Another key success factor for implementing regenerative cities is participation. “Civic engagement is crucial. Those cities who got citizens involved were doing better in the ranking than those working only top down,” said Delia Meth-Cohn. Case studies from across the globe – from Quito/ Ecuador, the Regional Association Ruhr in Germany as well as from SEKEM/ Egypt – impressively showed how citizens can be more than a “consumer of services” within a city. Helmy Abouleish of SEKEM and member of the World Future Council emphasized that community development is one key element for regenerative development. “To handle the challenges of the 21st century we need creative, innovative people and we need to give them the space to develop these capacities.”

In addition, Dr. Mary Aelchenasi, Undersecretary of the Ministry of Environment and Water Agency in the UAE, sees people and their behavior as one of the key issues to address: “Environmental change behaviors of the population and the sustainability of natural resources are the most important challenges faced by environmental project in the state. There are a lot of strategies, systems and programs but the behavioral patterns of individuals so far are rather homogeneous with scarce natural resources in the states;” she said in the conference in Dubai.

Summarizing the outcomes of the intense and exciting debates that took place in Dubai, the participants agreed that when thinking of the future of cities globally as well as in the Gulf new comprehensive, integrated approaches to urban governance are needed. These can be described as follows:

  • Well-integrated urban planning and management;
  • Land-use planning in favor of compact urban form;
  • Efficient use of water and reuse of waste water;
  • Routine composting and reuse of organic waste;
  • Recycling and remanufacturing of all other waste;
  • Maximum energy efficiency in buildings;
  • Renewable energy production and smart grids; and
  • Transition to efficient electric transport systems.

It has to be stressed that the impact of policies corresponding with the above mentioned eight areas very much depends on the question of governance. Case studies from across the globe showed that cross-departmental thinking and interface capacities between city authorities and the public are important for a successful implementation of policies. Furthermore, national policies and national institutions are the most important catalyst for transforming cities into regenerative systems.

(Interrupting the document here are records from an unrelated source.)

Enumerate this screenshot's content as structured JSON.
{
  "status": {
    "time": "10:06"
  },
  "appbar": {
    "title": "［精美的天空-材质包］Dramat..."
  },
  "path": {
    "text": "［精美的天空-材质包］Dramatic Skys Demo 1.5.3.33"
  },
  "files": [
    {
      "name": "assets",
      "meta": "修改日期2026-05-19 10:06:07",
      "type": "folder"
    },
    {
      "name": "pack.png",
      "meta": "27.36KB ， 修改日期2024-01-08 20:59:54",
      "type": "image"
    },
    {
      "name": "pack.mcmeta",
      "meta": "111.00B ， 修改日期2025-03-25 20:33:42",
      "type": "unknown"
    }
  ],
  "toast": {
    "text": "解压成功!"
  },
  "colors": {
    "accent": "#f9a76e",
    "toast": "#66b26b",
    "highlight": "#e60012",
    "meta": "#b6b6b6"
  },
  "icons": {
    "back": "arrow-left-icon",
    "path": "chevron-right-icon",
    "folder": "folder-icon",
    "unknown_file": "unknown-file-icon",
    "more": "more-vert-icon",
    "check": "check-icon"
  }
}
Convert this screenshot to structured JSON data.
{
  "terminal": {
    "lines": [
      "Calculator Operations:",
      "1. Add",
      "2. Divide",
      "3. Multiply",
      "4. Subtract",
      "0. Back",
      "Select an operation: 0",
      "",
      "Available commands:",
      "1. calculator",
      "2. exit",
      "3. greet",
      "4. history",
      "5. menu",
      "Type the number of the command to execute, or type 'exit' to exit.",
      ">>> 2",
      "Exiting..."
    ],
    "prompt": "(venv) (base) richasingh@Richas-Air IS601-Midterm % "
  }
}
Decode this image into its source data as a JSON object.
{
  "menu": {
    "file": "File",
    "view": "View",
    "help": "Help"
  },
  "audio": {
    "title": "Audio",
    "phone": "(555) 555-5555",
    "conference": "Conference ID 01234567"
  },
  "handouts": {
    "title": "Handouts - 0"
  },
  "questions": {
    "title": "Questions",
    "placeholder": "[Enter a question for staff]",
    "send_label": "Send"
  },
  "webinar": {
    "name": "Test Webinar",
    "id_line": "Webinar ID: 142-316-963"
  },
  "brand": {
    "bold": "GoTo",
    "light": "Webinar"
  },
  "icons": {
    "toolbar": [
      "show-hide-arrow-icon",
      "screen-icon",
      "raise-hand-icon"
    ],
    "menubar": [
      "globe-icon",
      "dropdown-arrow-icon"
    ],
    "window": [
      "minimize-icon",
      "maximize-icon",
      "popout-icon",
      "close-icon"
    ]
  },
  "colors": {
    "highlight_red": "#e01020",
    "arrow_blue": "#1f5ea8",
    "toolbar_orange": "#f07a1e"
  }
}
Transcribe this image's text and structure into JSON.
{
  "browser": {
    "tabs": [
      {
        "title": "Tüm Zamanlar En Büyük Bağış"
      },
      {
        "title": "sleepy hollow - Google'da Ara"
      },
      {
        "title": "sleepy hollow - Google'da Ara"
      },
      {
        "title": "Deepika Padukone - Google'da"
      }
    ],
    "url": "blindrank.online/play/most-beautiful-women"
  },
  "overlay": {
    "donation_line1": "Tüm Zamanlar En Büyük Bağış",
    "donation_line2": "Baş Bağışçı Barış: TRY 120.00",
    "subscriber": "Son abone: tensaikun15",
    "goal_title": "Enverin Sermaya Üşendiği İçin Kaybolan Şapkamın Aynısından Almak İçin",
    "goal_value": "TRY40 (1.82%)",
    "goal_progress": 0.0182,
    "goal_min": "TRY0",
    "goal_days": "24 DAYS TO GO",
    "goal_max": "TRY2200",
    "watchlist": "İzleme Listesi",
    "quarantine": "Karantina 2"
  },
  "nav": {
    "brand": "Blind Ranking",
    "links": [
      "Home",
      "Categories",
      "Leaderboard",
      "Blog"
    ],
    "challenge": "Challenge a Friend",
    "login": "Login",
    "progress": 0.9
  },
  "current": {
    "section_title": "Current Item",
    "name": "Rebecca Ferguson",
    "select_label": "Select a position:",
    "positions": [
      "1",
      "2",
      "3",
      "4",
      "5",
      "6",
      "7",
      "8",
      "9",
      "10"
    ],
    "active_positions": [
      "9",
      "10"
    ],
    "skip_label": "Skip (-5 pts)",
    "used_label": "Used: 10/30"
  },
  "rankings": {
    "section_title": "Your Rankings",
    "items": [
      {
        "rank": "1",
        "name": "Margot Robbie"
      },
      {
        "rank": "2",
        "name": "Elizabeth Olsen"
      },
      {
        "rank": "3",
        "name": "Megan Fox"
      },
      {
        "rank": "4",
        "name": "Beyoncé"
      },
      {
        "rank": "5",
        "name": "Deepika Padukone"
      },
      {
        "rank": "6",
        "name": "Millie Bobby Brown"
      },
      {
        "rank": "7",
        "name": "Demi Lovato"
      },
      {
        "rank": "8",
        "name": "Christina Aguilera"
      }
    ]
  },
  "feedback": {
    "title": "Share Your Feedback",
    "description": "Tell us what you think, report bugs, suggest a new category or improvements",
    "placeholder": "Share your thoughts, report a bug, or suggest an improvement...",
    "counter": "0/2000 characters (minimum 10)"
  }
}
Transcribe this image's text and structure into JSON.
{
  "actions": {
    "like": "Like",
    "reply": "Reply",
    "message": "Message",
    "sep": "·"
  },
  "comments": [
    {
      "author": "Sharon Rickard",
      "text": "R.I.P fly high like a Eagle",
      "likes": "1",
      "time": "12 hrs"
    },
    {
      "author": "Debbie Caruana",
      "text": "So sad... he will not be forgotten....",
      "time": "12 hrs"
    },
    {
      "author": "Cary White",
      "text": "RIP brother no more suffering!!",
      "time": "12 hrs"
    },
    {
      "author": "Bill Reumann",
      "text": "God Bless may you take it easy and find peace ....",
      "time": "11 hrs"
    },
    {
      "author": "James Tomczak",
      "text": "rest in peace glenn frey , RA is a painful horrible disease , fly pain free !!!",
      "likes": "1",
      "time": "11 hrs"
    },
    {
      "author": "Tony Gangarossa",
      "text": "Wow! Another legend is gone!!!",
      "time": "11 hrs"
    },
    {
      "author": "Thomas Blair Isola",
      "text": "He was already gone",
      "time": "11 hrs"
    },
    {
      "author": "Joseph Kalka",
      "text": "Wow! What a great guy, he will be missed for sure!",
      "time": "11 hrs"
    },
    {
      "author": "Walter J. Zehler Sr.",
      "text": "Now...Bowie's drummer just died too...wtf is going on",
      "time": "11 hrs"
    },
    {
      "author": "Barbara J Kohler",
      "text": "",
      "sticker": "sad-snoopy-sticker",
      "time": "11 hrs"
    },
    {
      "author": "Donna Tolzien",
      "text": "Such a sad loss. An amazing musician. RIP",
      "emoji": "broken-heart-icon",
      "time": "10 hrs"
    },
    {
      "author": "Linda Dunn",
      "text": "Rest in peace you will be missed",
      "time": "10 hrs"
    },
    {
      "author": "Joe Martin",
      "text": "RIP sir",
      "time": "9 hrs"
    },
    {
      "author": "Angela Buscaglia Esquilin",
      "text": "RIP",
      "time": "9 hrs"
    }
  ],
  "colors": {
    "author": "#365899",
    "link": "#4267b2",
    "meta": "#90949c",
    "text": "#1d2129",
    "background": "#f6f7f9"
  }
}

This article originally appeared at the World Future Council website. Read more about the World Future Council here.

Image courtesy of Omar Chatriwala at